● TASK GOAL: Among the lines below, tally those holding the string "thumbnail" and give the total only.

BEGIN EXTRACTED INFORMATION

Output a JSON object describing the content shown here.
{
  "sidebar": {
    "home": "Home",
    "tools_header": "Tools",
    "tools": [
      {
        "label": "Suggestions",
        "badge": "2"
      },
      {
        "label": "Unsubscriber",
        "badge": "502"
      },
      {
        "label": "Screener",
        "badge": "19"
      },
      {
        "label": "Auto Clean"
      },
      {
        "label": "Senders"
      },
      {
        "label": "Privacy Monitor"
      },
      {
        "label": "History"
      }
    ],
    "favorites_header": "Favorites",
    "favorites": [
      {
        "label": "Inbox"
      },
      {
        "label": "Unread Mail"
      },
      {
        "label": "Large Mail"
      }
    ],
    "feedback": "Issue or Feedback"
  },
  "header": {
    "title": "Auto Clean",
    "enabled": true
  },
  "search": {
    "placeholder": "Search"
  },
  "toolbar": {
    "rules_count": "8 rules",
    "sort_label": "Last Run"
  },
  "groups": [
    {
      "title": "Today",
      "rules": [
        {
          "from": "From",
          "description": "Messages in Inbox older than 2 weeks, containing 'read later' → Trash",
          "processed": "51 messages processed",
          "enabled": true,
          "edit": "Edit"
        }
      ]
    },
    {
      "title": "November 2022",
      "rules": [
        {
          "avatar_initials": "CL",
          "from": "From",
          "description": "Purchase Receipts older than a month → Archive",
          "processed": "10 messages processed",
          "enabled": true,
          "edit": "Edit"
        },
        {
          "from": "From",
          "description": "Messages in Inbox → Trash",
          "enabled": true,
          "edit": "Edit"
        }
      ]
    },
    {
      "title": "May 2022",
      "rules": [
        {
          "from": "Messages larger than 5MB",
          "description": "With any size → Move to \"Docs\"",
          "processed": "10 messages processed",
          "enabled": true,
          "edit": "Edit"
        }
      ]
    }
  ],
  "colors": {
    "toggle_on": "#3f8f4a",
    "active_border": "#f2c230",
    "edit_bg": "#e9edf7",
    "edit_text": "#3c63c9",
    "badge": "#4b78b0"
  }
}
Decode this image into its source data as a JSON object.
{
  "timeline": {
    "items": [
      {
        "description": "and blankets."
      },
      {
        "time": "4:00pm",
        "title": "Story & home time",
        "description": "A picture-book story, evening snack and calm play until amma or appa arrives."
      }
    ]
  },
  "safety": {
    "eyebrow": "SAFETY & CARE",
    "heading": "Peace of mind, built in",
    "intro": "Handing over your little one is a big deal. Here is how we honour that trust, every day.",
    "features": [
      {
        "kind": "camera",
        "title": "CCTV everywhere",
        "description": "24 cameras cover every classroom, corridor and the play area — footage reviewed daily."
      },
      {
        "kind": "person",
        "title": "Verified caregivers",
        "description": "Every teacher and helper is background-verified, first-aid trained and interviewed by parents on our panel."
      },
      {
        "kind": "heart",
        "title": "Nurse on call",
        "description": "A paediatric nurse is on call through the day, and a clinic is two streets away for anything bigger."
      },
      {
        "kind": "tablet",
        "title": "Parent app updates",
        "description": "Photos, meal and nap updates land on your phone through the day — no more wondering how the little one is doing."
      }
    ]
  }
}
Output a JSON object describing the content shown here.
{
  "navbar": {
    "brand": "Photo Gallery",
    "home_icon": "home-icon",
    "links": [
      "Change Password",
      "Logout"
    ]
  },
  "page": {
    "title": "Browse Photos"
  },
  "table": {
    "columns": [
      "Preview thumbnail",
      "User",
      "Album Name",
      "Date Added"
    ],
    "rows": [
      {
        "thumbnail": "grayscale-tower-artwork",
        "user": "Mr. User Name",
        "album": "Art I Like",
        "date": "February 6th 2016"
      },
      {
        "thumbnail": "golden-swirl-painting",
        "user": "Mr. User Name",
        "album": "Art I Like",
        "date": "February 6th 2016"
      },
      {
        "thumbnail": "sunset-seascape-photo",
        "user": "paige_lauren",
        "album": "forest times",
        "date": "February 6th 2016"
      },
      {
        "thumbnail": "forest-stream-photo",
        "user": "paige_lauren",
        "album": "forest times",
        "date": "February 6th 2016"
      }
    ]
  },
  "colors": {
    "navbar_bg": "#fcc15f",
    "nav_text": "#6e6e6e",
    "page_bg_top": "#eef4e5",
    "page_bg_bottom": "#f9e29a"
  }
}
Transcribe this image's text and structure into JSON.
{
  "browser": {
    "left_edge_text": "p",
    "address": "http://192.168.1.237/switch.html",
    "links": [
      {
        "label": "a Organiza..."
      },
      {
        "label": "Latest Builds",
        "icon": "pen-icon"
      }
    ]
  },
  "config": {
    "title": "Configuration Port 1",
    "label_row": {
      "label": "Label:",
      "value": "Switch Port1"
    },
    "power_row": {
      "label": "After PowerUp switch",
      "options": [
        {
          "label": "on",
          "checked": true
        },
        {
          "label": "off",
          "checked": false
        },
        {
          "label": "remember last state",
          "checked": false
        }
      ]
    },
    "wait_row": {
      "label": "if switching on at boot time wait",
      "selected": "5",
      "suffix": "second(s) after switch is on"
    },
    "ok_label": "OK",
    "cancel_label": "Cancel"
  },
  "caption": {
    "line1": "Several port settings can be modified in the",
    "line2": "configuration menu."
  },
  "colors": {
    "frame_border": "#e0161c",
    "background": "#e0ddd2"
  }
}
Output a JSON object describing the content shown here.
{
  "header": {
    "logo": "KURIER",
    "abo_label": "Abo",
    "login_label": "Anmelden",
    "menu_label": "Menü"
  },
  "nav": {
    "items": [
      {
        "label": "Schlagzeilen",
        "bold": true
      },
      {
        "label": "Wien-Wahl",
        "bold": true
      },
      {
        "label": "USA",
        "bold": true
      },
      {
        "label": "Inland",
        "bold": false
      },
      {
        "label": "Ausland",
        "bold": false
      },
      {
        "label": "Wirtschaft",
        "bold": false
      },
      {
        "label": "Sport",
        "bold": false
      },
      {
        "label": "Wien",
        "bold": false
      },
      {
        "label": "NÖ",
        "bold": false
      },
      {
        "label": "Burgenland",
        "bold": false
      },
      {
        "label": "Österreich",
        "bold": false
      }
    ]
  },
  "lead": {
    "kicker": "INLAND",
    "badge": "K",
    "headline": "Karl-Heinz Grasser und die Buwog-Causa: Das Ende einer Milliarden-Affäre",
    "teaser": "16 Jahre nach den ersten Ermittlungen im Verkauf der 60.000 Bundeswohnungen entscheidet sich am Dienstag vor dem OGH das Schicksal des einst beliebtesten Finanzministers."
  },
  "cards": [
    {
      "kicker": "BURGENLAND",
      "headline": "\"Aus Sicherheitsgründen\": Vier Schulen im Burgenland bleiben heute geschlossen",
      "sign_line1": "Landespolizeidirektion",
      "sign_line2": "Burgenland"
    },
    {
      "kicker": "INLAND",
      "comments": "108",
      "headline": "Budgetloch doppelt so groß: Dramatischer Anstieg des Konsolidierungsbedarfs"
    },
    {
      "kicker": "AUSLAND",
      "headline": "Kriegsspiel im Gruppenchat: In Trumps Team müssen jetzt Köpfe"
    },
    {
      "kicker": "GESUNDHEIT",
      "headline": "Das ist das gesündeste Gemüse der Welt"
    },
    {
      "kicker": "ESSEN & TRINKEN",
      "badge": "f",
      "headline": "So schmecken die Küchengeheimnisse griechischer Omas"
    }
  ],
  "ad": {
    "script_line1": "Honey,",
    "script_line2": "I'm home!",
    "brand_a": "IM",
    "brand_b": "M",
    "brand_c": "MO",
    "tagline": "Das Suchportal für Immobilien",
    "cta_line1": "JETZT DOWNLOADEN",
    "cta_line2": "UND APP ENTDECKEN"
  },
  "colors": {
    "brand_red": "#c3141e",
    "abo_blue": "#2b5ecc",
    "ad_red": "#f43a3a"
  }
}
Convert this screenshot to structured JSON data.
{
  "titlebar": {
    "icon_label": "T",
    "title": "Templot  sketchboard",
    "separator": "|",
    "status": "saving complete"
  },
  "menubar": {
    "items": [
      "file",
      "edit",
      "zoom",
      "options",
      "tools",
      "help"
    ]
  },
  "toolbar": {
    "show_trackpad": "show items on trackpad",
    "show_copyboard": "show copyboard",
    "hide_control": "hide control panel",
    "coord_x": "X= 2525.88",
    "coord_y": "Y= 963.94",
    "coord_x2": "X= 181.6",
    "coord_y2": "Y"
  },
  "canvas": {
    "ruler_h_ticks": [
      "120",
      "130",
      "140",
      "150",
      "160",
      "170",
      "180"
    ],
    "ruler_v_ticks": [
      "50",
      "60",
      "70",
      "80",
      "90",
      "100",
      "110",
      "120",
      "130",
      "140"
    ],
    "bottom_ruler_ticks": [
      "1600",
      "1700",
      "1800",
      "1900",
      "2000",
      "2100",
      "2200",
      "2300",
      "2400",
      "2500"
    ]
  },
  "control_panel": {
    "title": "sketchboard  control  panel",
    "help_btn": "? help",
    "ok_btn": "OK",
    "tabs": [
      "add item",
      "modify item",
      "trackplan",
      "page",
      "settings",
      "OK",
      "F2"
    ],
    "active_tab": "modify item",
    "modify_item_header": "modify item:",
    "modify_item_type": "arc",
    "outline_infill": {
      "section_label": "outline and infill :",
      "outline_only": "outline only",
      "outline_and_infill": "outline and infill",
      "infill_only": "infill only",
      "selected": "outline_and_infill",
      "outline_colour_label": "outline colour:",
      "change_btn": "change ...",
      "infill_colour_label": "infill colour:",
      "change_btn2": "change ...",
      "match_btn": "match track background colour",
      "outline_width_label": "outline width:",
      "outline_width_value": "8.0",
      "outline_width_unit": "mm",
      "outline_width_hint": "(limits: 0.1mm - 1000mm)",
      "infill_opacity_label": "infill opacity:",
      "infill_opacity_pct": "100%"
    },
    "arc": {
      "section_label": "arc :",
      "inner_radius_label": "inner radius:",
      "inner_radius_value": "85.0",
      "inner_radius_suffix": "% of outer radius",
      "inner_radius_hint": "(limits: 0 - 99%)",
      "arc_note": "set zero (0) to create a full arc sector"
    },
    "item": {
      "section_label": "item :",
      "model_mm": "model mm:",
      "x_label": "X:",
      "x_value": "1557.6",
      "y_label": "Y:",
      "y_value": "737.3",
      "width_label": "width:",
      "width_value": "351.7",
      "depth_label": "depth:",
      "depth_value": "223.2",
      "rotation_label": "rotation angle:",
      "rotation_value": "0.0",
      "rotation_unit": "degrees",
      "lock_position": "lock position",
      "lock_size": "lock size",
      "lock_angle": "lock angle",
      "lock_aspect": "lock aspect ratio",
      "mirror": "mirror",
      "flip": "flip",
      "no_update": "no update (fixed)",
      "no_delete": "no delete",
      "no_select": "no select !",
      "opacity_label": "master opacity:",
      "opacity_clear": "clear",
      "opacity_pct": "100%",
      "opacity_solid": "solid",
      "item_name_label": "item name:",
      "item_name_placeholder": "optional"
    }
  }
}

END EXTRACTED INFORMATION

● SOLUTION: 5